There is a back button! This is great for when you want to look up something, go to another book, check something on the web, then want to go back to wherever you came from. This not only works in the web browser, but in books, newspapers, in the menus, etc. So, its actually not that difficult to go to different sections or articles in the newspaper. You don’t have to click ‘next page’ a bunch of times. You just click the name of the section or article, read a little into it, then click the back button and you will be taken back to the list of articles or sections.

I bought a Kindle

November 24th, 2007

Yup… that’s right, I shelled out $400 for an oversize PDA with a black and white screen that has a refresh rate of about once per second.

On the other hand, it has a free wireless internet connection wherever you go, replaces the weight of over 200 books, and has a screen which looks more like a book than a computer screen.

What’s Wrong With Yahoo?

November 24th, 2007

Jerry, this is what’s wrong with Yahoo:

Annoying Yahoo Banner Ad

Google Maps Easter Egg

October 12th, 2007

Try typing in these queries into Google Maps in order. You’ll get a kick out of the results, as long as they haven’t changed anything by the time you read this.

seattle to redmond

seattle to redmond, wa

seattle to redmondmond

UPDATE: I guess they fixed it. The first query used to be translated into “seattle to red st” or something like that with no “did you mean” option. The second would turn “redmond, wa” into “redwa”. The third option would be translated into “seattle to redmond” and give you the correct directions.

Save As in Netbeans

October 11th, 2007

So, my roommate Kevin was working on some Java code for this project we are working on. He’s using the NetBeans editor and I just got a kick out of what he said. Apparently, the version of NetBeans he is using simply does not have a ‘Save As’ feature.

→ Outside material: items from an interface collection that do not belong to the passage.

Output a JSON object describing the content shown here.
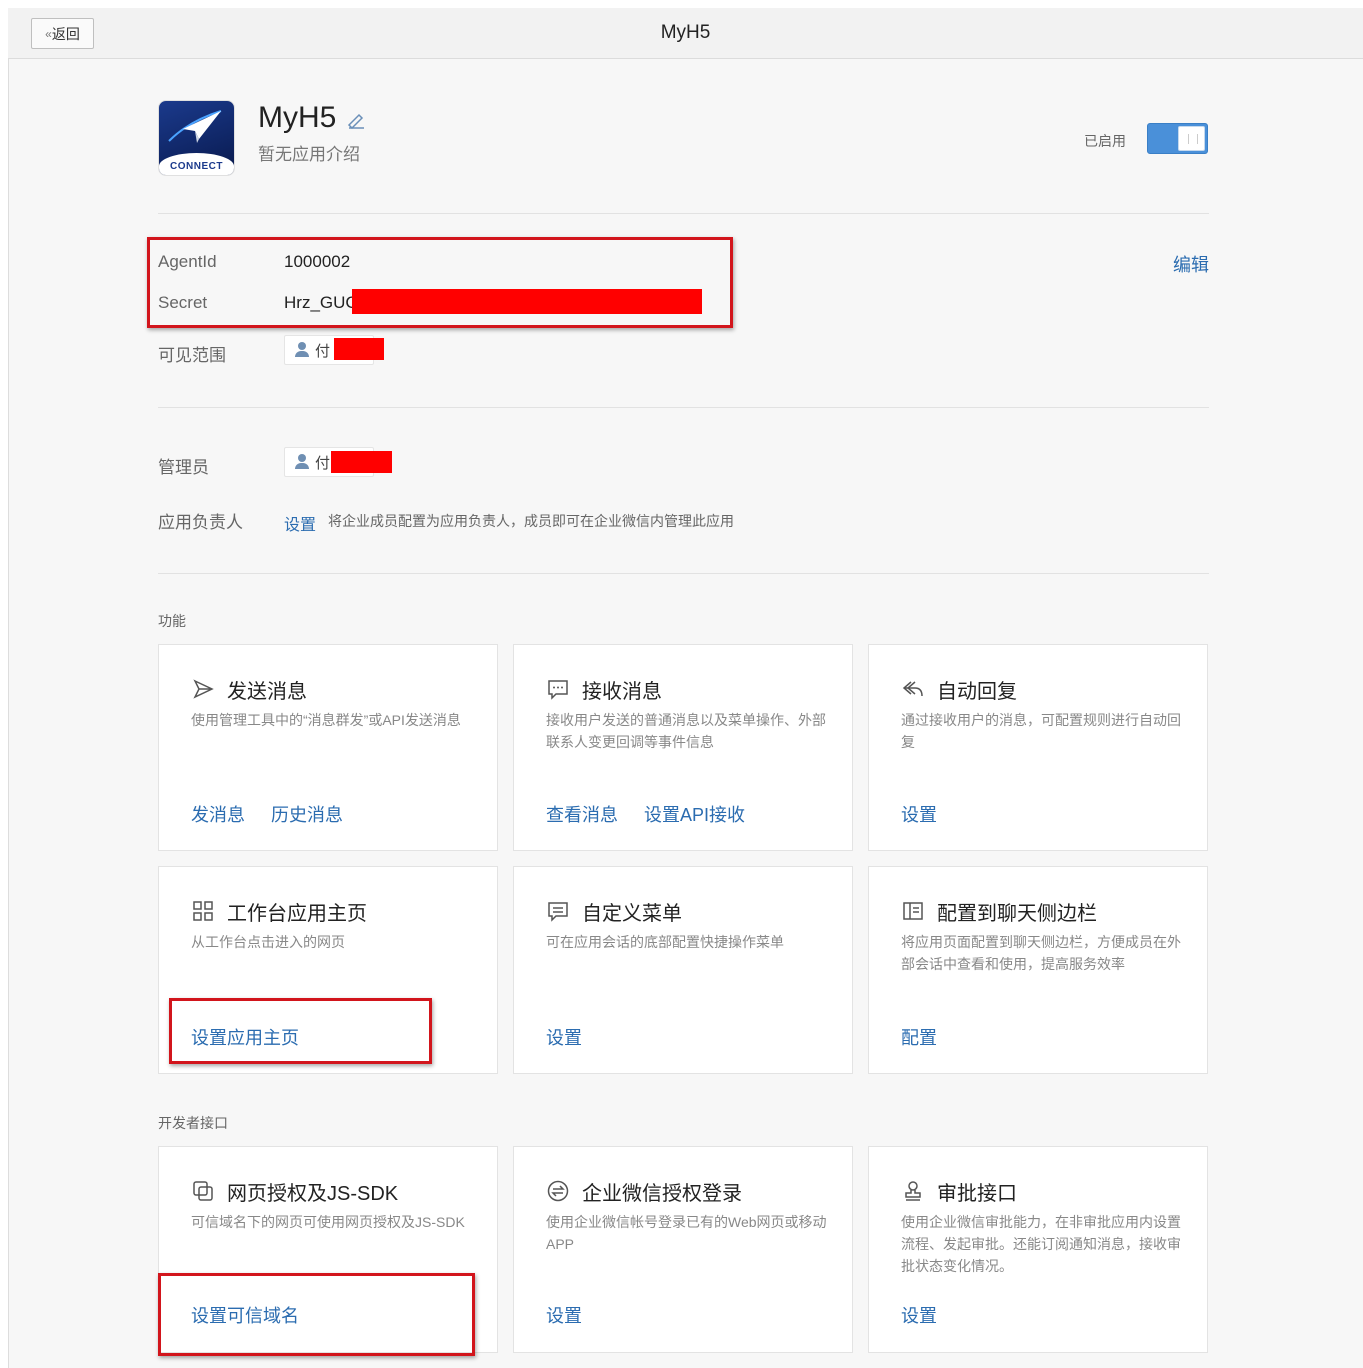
{
  "topbar": {
    "back_label": "返回",
    "title": "MyH5"
  },
  "app": {
    "name": "MyH5",
    "description": "暂无应用介绍",
    "icon_text": "CONNECT",
    "status_label": "已启用",
    "enabled": true
  },
  "details": {
    "edit_label": "编辑",
    "agentid_label": "AgentId",
    "agentid_value": "1000002",
    "secret_label": "Secret",
    "secret_value": "Hrz_GUC",
    "visibility_label": "可见范围",
    "visibility_person": "付",
    "admin_label": "管理员",
    "admin_person": "付",
    "owner_label": "应用负责人",
    "owner_link": "设置",
    "owner_hint": "将企业成员配置为应用负责人，成员即可在企业微信内管理此应用"
  },
  "features": {
    "section_label": "功能",
    "cards": [
      {
        "icon": "send-icon",
        "title": "发送消息",
        "desc": "使用管理工具中的“消息群发”或API发送消息",
        "links": [
          "发消息",
          "历史消息"
        ]
      },
      {
        "icon": "chat-bubble-icon",
        "title": "接收消息",
        "desc": "接收用户发送的普通消息以及菜单操作、外部联系人变更回调等事件信息",
        "links": [
          "查看消息",
          "设置API接收"
        ]
      },
      {
        "icon": "reply-icon",
        "title": "自动回复",
        "desc": "通过接收用户的消息，可配置规则进行自动回复",
        "links": [
          "设置"
        ]
      },
      {
        "icon": "grid-icon",
        "title": "工作台应用主页",
        "desc": "从工作台点击进入的网页",
        "links": [
          "设置应用主页"
        ]
      },
      {
        "icon": "menu-icon",
        "title": "自定义菜单",
        "desc": "可在应用会话的底部配置快捷操作菜单",
        "links": [
          "设置"
        ]
      },
      {
        "icon": "sidebar-icon",
        "title": "配置到聊天侧边栏",
        "desc": "将应用页面配置到聊天侧边栏，方便成员在外部会话中查看和使用，提高服务效率",
        "links": [
          "配置"
        ]
      }
    ]
  },
  "developer": {
    "section_label": "开发者接口",
    "cards": [
      {
        "icon": "webauth-icon",
        "title": "网页授权及JS-SDK",
        "desc": "可信域名下的网页可使用网页授权及JS-SDK",
        "links": [
          "设置可信域名"
        ]
      },
      {
        "icon": "login-icon",
        "title": "企业微信授权登录",
        "desc": "使用企业微信帐号登录已有的Web网页或移动APP",
        "links": [
          "设置"
        ]
      },
      {
        "icon": "stamp-icon",
        "title": "审批接口",
        "desc": "使用企业微信审批能力，在非审批应用内设置流程、发起审批。还能订阅通知消息，接收审批状态变化情况。",
        "links": [
          "设置"
        ]
      }
    ]
  },
  "colors": {
    "link": "#2b6cb0",
    "toggle": "#4a90d9",
    "annotation": "#d2151c",
    "redaction": "#ff0000"
  }
}
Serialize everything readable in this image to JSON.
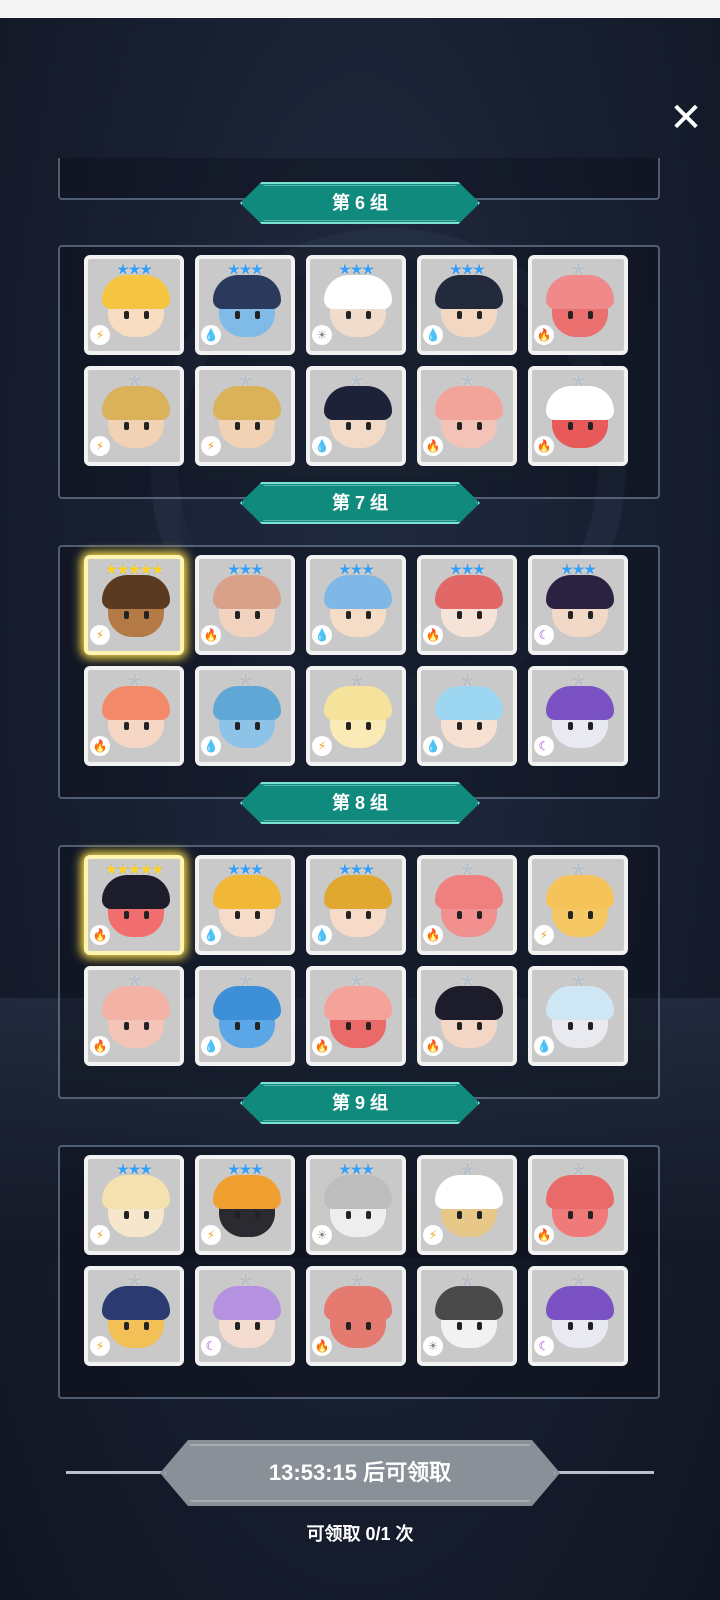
{
  "close_icon": "close-icon",
  "groups": [
    {
      "label": "第 6 组",
      "rows": [
        [
          {
            "stars": 3,
            "elem": "thunder",
            "hair": "#f5c542",
            "face": "#f7dcc2"
          },
          {
            "stars": 3,
            "elem": "water",
            "hair": "#2b3a5c",
            "face": "#7fbbe6"
          },
          {
            "stars": 3,
            "elem": "light",
            "hair": "#ffffff",
            "face": "#f1dccb"
          },
          {
            "stars": 3,
            "elem": "water",
            "hair": "#222a3c",
            "face": "#f4d7c0"
          },
          {
            "stars": 1,
            "elem": "fire",
            "hair": "#f08a8a",
            "face": "#ea6f6f"
          }
        ],
        [
          {
            "stars": 1,
            "elem": "thunder",
            "hair": "#d9b25a",
            "face": "#f1d2b4"
          },
          {
            "stars": 1,
            "elem": "thunder",
            "hair": "#d9b25a",
            "face": "#f1d2b4"
          },
          {
            "stars": 1,
            "elem": "water",
            "hair": "#1d2238",
            "face": "#f3dac6"
          },
          {
            "stars": 1,
            "elem": "fire",
            "hair": "#f2a49a",
            "face": "#f3c3b7"
          },
          {
            "stars": 1,
            "elem": "fire",
            "hair": "#ffffff",
            "face": "#e85a5a"
          }
        ]
      ]
    },
    {
      "label": "第 7 组",
      "rows": [
        [
          {
            "stars": 5,
            "elem": "thunder",
            "hair": "#5a3b22",
            "face": "#b37a45",
            "gold": true
          },
          {
            "stars": 3,
            "elem": "fire",
            "hair": "#d9a08a",
            "face": "#f2d3c0"
          },
          {
            "stars": 3,
            "elem": "water",
            "hair": "#7fb8e6",
            "face": "#f4dcc6"
          },
          {
            "stars": 3,
            "elem": "fire",
            "hair": "#e26767",
            "face": "#f5e3d7"
          },
          {
            "stars": 3,
            "elem": "dark",
            "hair": "#2a2240",
            "face": "#f2d8c6"
          }
        ],
        [
          {
            "stars": 1,
            "elem": "fire",
            "hair": "#f28a6a",
            "face": "#f6d6c4"
          },
          {
            "stars": 1,
            "elem": "water",
            "hair": "#5fa8d6",
            "face": "#8ec3e8"
          },
          {
            "stars": 1,
            "elem": "thunder",
            "hair": "#f6e39b",
            "face": "#f9eab6"
          },
          {
            "stars": 1,
            "elem": "water",
            "hair": "#9dd6f0",
            "face": "#f5e0d2"
          },
          {
            "stars": 1,
            "elem": "dark",
            "hair": "#7b52c4",
            "face": "#e9e9f2"
          }
        ]
      ]
    },
    {
      "label": "第 8 组",
      "rows": [
        [
          {
            "stars": 5,
            "elem": "fire",
            "hair": "#1c1c2a",
            "face": "#f26d6d",
            "gold": true
          },
          {
            "stars": 3,
            "elem": "water",
            "hair": "#f1b838",
            "face": "#f6dcc8"
          },
          {
            "stars": 3,
            "elem": "water",
            "hair": "#e0a830",
            "face": "#f6dcc8"
          },
          {
            "stars": 1,
            "elem": "fire",
            "hair": "#f08080",
            "face": "#f29090"
          },
          {
            "stars": 1,
            "elem": "thunder",
            "hair": "#f6c25a",
            "face": "#f6c864"
          }
        ],
        [
          {
            "stars": 1,
            "elem": "fire",
            "hair": "#f2b2a6",
            "face": "#f4c4b8"
          },
          {
            "stars": 1,
            "elem": "water",
            "hair": "#3d8fd8",
            "face": "#5aa6e6"
          },
          {
            "stars": 1,
            "elem": "fire",
            "hair": "#f4a29a",
            "face": "#ea6a6a"
          },
          {
            "stars": 1,
            "elem": "fire",
            "hair": "#1d1c2a",
            "face": "#f4d6c6"
          },
          {
            "stars": 1,
            "elem": "water",
            "hair": "#cfe6f5",
            "face": "#e8eaf0"
          }
        ]
      ]
    },
    {
      "label": "第 9 组",
      "rows": [
        [
          {
            "stars": 3,
            "elem": "thunder",
            "hair": "#f3e2b0",
            "face": "#f5e6cc"
          },
          {
            "stars": 3,
            "elem": "thunder",
            "hair": "#f0a030",
            "face": "#2a2a30"
          },
          {
            "stars": 3,
            "elem": "light",
            "hair": "#bdbdbd",
            "face": "#eeeeee"
          },
          {
            "stars": 1,
            "elem": "thunder",
            "hair": "#ffffff",
            "face": "#e8c888"
          },
          {
            "stars": 1,
            "elem": "fire",
            "hair": "#ea6a6a",
            "face": "#f07a7a"
          }
        ],
        [
          {
            "stars": 1,
            "elem": "thunder",
            "hair": "#2b3a70",
            "face": "#f2c056"
          },
          {
            "stars": 1,
            "elem": "dark",
            "hair": "#b592e0",
            "face": "#f5dcd0"
          },
          {
            "stars": 1,
            "elem": "fire",
            "hair": "#e47a70",
            "face": "#e47a70"
          },
          {
            "stars": 1,
            "elem": "light",
            "hair": "#4a4a4a",
            "face": "#f2f2f2"
          },
          {
            "stars": 1,
            "elem": "dark",
            "hair": "#7b52c4",
            "face": "#e9e9f2"
          }
        ]
      ]
    }
  ],
  "element_glyphs": {
    "fire": "🔥",
    "water": "💧",
    "thunder": "⚡",
    "light": "☀",
    "dark": "☾"
  },
  "element_colors": {
    "fire": "#e84a2a",
    "water": "#2a7fe0",
    "thunder": "#f0a020",
    "light": "#888888",
    "dark": "#a040d0"
  },
  "colors": {
    "banner": "#0f8a7c",
    "gold_glow": "#ffe14a",
    "timer_bg": "#8a9098"
  },
  "footer": {
    "timer_label": "13:53:15 后可领取",
    "claim_count": "可领取 0/1 次"
  }
}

I did a little Googling, and found this NetBeans tips and tricks page which suggests a 7 step work around for ‘Save As’. Awsome.